App and web page records:

........

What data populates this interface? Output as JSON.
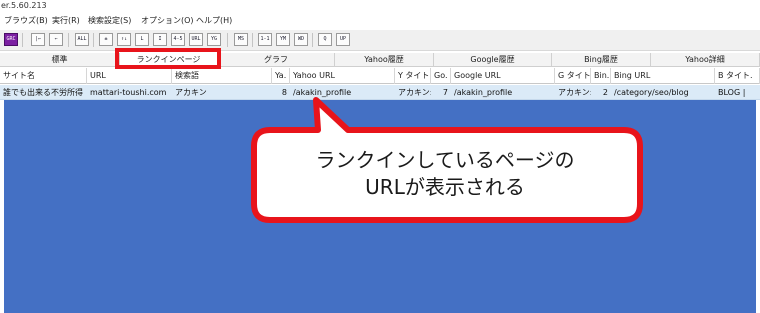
{
  "window": {
    "title": "er.5.60.213"
  },
  "menu": [
    {
      "label": "ブラウズ(B)"
    },
    {
      "label": "実行(R)"
    },
    {
      "label": "検索設定(S)"
    },
    {
      "label": "オプション(O)"
    },
    {
      "label": "ヘルプ(H)"
    }
  ],
  "toolbar": {
    "buttons": [
      {
        "icon": "grc-logo-icon",
        "text": "GRC",
        "highlight": true
      },
      {
        "icon": "first-icon",
        "text": "|←"
      },
      {
        "icon": "prev-icon",
        "text": "←"
      },
      {
        "icon": "all-icon",
        "text": "ALL"
      },
      {
        "icon": "sort-up-icon",
        "text": "±"
      },
      {
        "icon": "sort-updown-icon",
        "text": "↑↓"
      },
      {
        "icon": "sort-l-icon",
        "text": "L"
      },
      {
        "icon": "sort-i-icon",
        "text": "I"
      },
      {
        "icon": "sort-range-icon",
        "text": "4-5"
      },
      {
        "icon": "url-icon",
        "text": "URL"
      },
      {
        "icon": "yg-icon",
        "text": "YG"
      },
      {
        "icon": "ms-icon",
        "text": "MS"
      },
      {
        "icon": "range-icon",
        "text": "1-1"
      },
      {
        "icon": "ym-icon",
        "text": "YM"
      },
      {
        "icon": "wd-icon",
        "text": "WD"
      },
      {
        "icon": "search-icon",
        "text": "Q"
      },
      {
        "icon": "grc-up-icon",
        "text": "UP"
      }
    ]
  },
  "tabs": [
    {
      "label": "標準"
    },
    {
      "label": "ランクインページ"
    },
    {
      "label": "グラフ"
    },
    {
      "label": "Yahoo履歴"
    },
    {
      "label": "Google履歴"
    },
    {
      "label": "Bing履歴"
    },
    {
      "label": "Yahoo詳細"
    }
  ],
  "grid": {
    "columns": [
      {
        "label": "サイト名"
      },
      {
        "label": "URL"
      },
      {
        "label": "検索語"
      },
      {
        "label": "Ya."
      },
      {
        "label": "Yahoo URL"
      },
      {
        "label": "Y タイト."
      },
      {
        "label": "Go."
      },
      {
        "label": "Google URL"
      },
      {
        "label": "G タイト."
      },
      {
        "label": "Bin."
      },
      {
        "label": "Bing URL"
      },
      {
        "label": "B タイト."
      }
    ],
    "rows": [
      {
        "cells": [
          "誰でも出来る不労所得",
          "mattari-toushi.com",
          "アカキン",
          "8",
          "/akakin_profile",
          "アカキン:",
          "7",
          "/akakin_profile",
          "アカキン:",
          "2",
          "/category/seo/blog",
          "BLOG |"
        ]
      }
    ]
  },
  "callout": {
    "line1": "ランクインしているページの",
    "line2": "URLが表示される",
    "border_color": "#e8141b",
    "fill_color": "#ffffff"
  },
  "colors": {
    "highlight": "#e8141b",
    "empty_area": "#4470c4",
    "selected_row": "#dbeaf7"
  }
}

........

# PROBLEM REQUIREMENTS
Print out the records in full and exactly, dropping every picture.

# RESULT FOR THIS EXERCISE
What data populates this interface? Output as JSON.
{
  "window": {
    "title": "er.5.60.213"
  },
  "menu": [
    {
      "label": "ブラウズ(B)"
    },
    {
      "label": "実行(R)"
    },
    {
      "label": "検索設定(S)"
    },
    {
      "label": "オプション(O)"
    },
    {
      "label": "ヘルプ(H)"
    }
  ],
  "toolbar": {
    "buttons": [
      {
        "icon": "grc-logo-icon",
        "text": "GRC",
        "highlight": true
      },
      {
        "icon": "first-icon",
        "text": "|←"
      },
      {
        "icon": "prev-icon",
        "text": "←"
      },
      {
        "icon": "all-icon",
        "text": "ALL"
      },
      {
        "icon": "sort-up-icon",
        "text": "±"
      },
      {
        "icon": "sort-updown-icon",
        "text": "↑↓"
      },
      {
        "icon": "sort-l-icon",
        "text": "L"
      },
      {
        "icon": "sort-i-icon",
        "text": "I"
      },
      {
        "icon": "sort-range-icon",
        "text": "4-5"
      },
      {
        "icon": "url-icon",
        "text": "URL"
      },
      {
        "icon": "yg-icon",
        "text": "YG"
      },
      {
        "icon": "ms-icon",
        "text": "MS"
      },
      {
        "icon": "range-icon",
        "text": "1-1"
      },
      {
        "icon": "ym-icon",
        "text": "YM"
      },
      {
        "icon": "wd-icon",
        "text": "WD"
      },
      {
        "icon": "search-icon",
        "text": "Q"
      },
      {
        "icon": "grc-up-icon",
        "text": "UP"
      }
    ]
  },
  "tabs": [
    {
      "label": "標準"
    },
    {
      "label": "ランクインページ"
    },
    {
      "label": "グラフ"
    },
    {
      "label": "Yahoo履歴"
    },
    {
      "label": "Google履歴"
    },
    {
      "label": "Bing履歴"
    },
    {
      "label": "Yahoo詳細"
    }
  ],
  "grid": {
    "columns": [
      {
        "label": "サイト名"
      },
      {
        "label": "URL"
      },
      {
        "label": "検索語"
      },
      {
        "label": "Ya."
      },
      {
        "label": "Yahoo URL"
      },
      {
        "label": "Y タイト."
      },
      {
        "label": "Go."
      },
      {
        "label": "Google URL"
      },
      {
        "label": "G タイト."
      },
      {
        "label": "Bin."
      },
      {
        "label": "Bing URL"
      },
      {
        "label": "B タイト."
      }
    ],
    "rows": [
      {
        "cells": [
          "誰でも出来る不労所得",
          "mattari-toushi.com",
          "アカキン",
          "8",
          "/akakin_profile",
          "アカキン:",
          "7",
          "/akakin_profile",
          "アカキン:",
          "2",
          "/category/seo/blog",
          "BLOG |"
        ]
      }
    ]
  },
  "callout": {
    "line1": "ランクインしているページの",
    "line2": "URLが表示される",
    "border_color": "#e8141b",
    "fill_color": "#ffffff"
  },
  "colors": {
    "highlight": "#e8141b",
    "empty_area": "#4470c4",
    "selected_row": "#dbeaf7"
  }
}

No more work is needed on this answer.